In closed-door testimony before the committee on Jan. 6, former White House attorney Pat Cipollone suggested that then-President Donald Trump was the only one to oppose what he takes further action to convince the rioters in the U.S. Capitol to disperse and return home.

Cipollone, who recently appeared before the committee after receiving a subpoena for his testimony, said he and virtually every other senior White House official that day urged Trump to tell people to go home. as his supporters violently stormed the halls of Congress.

“When you’re talking about other staff thinking more should be done or thinking the president should tell people to go home, who would you put in that category?” Cipollone was questioned by Rep. Liz Cheney during his deposition.

“Well, I would put in that category…in terms of positive momentum to get a positive effort to do more faster, Pat Philbin, Eric Herschmann,” Cipollone replied, naming two other White House attorneys.

“Overall, Mark Meadows, Ivanka. Once Jared arrived, Jared, the general [Keith] Kellogg,” he continued. “I’m probably missing some, but these are – Kayleigh [McEnany] was here.”

Cipollone was then asked who “on staff” or “in the White House” didn’t want the rioters to leave the Capitol.

“I can’t think of anyone that day who didn’t want people out of the Capitol…especially once the violence started,” Cipollone said.

When asked if he would include Trump in that camp, Cipollone, who has been cautious about potential breaches of executive privilege, said he could not reveal communications between himself and Trump.” but obviously I think you know – yes”.

Rep. Adam Kinzinger, a member of the Jan. 6 select committee, took Cipollone’s testimony as an indication that Trump, who other witnesses said was reluctant to ask his supporters to stand down, was not on board. agreement with efforts to try to end the violence.

“There’s really no ambiguity about what he said,” Kinzinger said of Cipollone’s testimony. “Almost everyone wanted President Trump to order the crowd to disperse.
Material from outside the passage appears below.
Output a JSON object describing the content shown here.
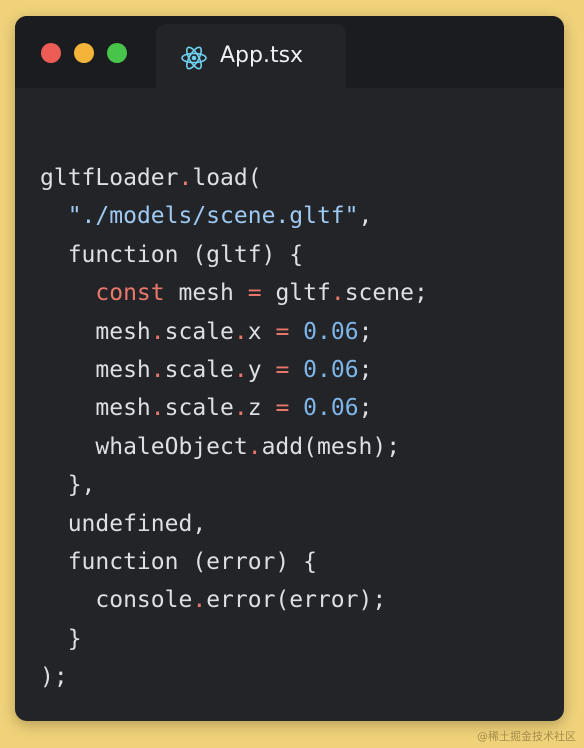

President Trump refused.”

Trump’s first message to violent protesters came three hours after they first stormed the Capitol in the form of a short video shared on his Twitter feed in which he told protesters: “Come inside home. We love you. You are very special.”

Trump tweeted again a few hours later, saying, “These are the things and events that happen when a landslide sacred election victory is so unceremoniously and viciously stripped of great patriots who have been wronged and unfairly treated for so long. .”